**Task statement**
Below are records. Find each line in them that holds the word "text" and copy it.

**Input data**
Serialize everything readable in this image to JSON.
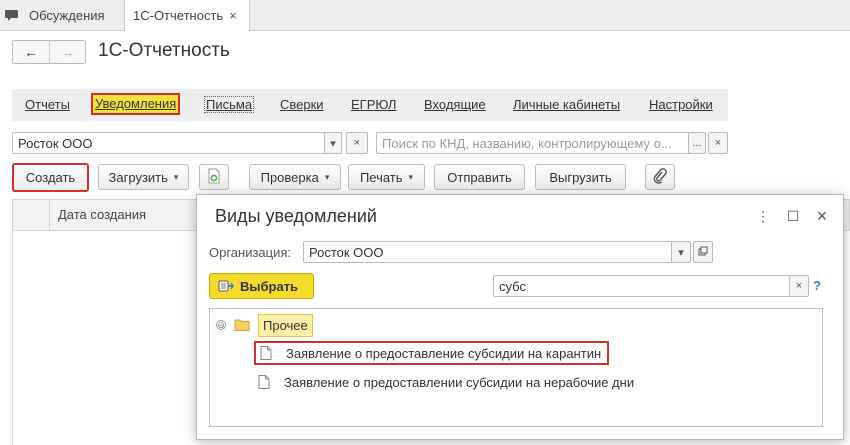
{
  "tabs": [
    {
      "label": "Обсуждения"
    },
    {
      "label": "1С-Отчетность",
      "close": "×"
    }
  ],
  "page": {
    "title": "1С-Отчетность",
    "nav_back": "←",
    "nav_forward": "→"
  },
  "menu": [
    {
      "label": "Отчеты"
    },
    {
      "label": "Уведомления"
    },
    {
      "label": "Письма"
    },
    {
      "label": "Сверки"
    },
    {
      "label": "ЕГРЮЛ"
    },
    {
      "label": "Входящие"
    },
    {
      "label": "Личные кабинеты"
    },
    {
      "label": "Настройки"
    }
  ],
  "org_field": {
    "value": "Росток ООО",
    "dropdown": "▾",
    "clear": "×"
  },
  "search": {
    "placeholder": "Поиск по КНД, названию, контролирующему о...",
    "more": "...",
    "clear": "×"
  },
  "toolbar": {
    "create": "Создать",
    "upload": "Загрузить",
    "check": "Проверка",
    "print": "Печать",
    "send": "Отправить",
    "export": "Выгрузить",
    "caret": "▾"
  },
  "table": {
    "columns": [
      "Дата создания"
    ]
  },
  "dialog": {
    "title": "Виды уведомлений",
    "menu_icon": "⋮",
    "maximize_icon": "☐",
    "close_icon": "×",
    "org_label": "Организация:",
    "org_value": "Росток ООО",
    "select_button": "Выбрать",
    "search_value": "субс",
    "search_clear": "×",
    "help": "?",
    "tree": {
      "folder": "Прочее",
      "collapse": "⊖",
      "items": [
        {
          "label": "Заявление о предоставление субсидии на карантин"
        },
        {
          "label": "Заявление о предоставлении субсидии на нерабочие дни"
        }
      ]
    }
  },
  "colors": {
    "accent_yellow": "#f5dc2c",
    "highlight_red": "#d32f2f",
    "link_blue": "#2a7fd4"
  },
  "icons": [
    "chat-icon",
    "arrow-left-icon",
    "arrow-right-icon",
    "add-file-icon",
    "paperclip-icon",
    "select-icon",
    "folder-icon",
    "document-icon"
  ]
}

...

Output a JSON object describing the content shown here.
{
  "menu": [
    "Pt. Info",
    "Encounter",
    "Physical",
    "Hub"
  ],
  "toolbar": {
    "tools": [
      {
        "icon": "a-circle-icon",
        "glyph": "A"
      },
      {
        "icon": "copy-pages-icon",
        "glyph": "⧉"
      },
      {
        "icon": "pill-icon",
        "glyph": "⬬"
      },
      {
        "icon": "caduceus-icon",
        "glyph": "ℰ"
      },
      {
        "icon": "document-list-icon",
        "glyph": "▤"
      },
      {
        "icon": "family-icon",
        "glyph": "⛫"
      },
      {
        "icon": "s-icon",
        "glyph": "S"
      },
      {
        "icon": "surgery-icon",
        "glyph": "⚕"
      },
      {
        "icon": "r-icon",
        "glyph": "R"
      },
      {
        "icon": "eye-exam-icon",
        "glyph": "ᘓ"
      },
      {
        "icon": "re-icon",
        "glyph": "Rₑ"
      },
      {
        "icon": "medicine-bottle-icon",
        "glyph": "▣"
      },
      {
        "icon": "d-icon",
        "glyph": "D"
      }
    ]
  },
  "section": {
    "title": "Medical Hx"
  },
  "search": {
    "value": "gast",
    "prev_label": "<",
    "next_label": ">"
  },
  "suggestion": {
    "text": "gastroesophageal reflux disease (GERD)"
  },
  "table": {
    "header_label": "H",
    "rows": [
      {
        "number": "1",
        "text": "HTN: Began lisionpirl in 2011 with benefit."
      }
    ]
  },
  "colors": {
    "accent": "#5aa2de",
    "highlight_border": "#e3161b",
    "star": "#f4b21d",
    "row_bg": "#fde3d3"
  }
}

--

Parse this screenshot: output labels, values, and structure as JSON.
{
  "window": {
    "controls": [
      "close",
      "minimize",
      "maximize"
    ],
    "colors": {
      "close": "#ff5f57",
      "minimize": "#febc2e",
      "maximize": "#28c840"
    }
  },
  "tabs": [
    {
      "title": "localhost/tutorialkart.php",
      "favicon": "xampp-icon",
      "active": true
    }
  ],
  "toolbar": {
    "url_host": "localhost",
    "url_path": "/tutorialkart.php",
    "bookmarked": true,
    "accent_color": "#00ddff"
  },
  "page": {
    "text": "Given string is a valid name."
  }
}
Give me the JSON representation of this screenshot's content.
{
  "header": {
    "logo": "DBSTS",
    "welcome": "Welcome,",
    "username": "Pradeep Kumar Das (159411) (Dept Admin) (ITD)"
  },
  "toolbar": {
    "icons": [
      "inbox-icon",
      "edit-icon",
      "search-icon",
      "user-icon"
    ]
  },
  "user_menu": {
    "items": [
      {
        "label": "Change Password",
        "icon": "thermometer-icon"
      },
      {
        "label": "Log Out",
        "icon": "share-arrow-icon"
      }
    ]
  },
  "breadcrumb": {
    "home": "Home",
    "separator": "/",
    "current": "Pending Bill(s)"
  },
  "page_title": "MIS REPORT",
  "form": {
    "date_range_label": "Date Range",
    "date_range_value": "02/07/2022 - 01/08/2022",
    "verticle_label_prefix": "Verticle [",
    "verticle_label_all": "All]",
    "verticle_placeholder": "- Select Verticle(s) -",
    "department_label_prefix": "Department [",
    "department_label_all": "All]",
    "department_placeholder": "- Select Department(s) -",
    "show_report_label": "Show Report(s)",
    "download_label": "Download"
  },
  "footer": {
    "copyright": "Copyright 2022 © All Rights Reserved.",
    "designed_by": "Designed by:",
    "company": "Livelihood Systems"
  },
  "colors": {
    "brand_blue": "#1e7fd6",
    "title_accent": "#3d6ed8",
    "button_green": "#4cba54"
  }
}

**Expected answer**
    "text": "gastroesophageal reflux disease (GERD)"
        "text": "HTN: Began lisionpirl in 2011 with benefit."
    "text": "Given string is a valid name."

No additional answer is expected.